Consultant sends counsellors to Gulf state after 10 of its staff and family members die in pleasure trip tragedy.
Consultant Atkins this week spoke of its "deep sorrow" at the loss of 10 of its UK staff and family members who died in the Bahrain boat disaster.
Some 58 people, including at least 15 Britons, were drowned last week when an Arab dhow, being used as a pleasure boat, capsized in calm water less than a mile off the coast of Manama, the capital of the Gulf state.
The vessel had been chartered by South African contractor Nass, Murray and Roberts to celebrate the topping out of the city's World Trade Centre, a $150m (£85m), 50-storey twin office tower that Atkins designed.
The cause of the accident has not yet been established but witnesses have claimed that the boat was overcrowded and unstable before it set off. Sixteen people are reported to have refused to board it because it was rocking violently from side to side.
Alun Griffiths, human resources director of Atkins, said that the firm was unlikely to take legal action but noted that the victims' families might take civil action later.
He said: "People at Atkins were shocked and distressed when they heard the news. But they pulled together, and everyone's first priority now is to support the people most affected."
The first priority is to support the people most affected

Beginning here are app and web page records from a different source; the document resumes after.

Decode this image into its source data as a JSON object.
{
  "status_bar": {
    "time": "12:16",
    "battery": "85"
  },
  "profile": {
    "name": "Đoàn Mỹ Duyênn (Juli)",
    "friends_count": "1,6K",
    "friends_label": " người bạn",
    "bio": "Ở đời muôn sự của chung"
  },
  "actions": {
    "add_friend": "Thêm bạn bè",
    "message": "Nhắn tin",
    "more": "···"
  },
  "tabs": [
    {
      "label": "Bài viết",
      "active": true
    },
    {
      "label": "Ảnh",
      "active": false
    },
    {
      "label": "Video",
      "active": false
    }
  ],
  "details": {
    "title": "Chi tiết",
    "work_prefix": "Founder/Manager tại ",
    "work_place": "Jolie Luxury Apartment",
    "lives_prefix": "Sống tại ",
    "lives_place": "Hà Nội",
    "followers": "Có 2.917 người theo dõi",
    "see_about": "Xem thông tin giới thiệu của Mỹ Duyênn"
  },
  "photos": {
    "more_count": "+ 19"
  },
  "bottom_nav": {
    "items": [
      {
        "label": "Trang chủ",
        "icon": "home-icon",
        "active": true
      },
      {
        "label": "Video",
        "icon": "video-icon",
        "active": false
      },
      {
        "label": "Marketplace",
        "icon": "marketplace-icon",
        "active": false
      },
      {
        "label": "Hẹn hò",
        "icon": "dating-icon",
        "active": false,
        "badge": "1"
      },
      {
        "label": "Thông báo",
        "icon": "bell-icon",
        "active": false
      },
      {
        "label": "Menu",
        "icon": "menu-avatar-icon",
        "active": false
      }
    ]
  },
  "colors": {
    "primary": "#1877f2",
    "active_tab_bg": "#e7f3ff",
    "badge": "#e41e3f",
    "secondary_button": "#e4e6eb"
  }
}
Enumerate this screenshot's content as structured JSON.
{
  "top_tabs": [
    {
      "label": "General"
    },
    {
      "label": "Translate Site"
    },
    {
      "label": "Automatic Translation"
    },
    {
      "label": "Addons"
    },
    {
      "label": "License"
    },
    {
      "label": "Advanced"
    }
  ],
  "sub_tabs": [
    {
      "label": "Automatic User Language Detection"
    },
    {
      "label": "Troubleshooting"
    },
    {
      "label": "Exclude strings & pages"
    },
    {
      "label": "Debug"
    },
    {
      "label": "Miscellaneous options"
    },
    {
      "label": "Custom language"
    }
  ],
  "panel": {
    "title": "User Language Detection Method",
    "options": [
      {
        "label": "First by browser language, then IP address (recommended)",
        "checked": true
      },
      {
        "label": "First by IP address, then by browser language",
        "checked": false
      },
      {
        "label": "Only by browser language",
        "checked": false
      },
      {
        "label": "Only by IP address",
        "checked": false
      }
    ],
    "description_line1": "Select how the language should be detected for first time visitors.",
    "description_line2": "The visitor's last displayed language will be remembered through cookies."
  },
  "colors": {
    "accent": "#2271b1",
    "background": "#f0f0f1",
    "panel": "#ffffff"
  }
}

Alun Griffiths, HR director at Atkins
Griffiths said after the disaster the firm had sent two counsellors from its employee assistance programme, who joined up with the Red Cross and International SOS to provide support.
Atkins chief executive Keith Clarke flew out to Bahrain, in the Persian Gulf, on Saturday morning. Tim Askew, Atkins' regional managing director for the Middle East, was in the UK when the tragedy happened but returned the following day.
Clarke said: "It has been a humbling experience to receive so many heartfelt messages of support and understanding from across the industry and this has been a great comfort to us all."
Eight of the 10 victims from Atkins have been named. They are: resident engineer Andrew Debrunner; senior site electrical engineer Basanth Kumar; construction supervisor Carl Ottewell; assistant project manager Jason Brett, 33; Brett's wife, Lucinda Lamb, 30, who worked for agent DTZ; resident architect Sameer Thorat; assistant resident engineer Scott Belch, 33; and Belch's German wife, Sandy Belch.
The accident claimed the lives of six British members of the staff of Nass, Murray and Roberts. They were: Will Nolan, 50, the project's director; David Evans, 56, a senior executive; Stephen Grady, 42, a contract painter and decorator; Chris Braysher, 47, a construction manager; Jimmy Allen, 59; and Lawrence Sulman, 39. Philip Moody, 50, and Christopher Langan, 53, also died.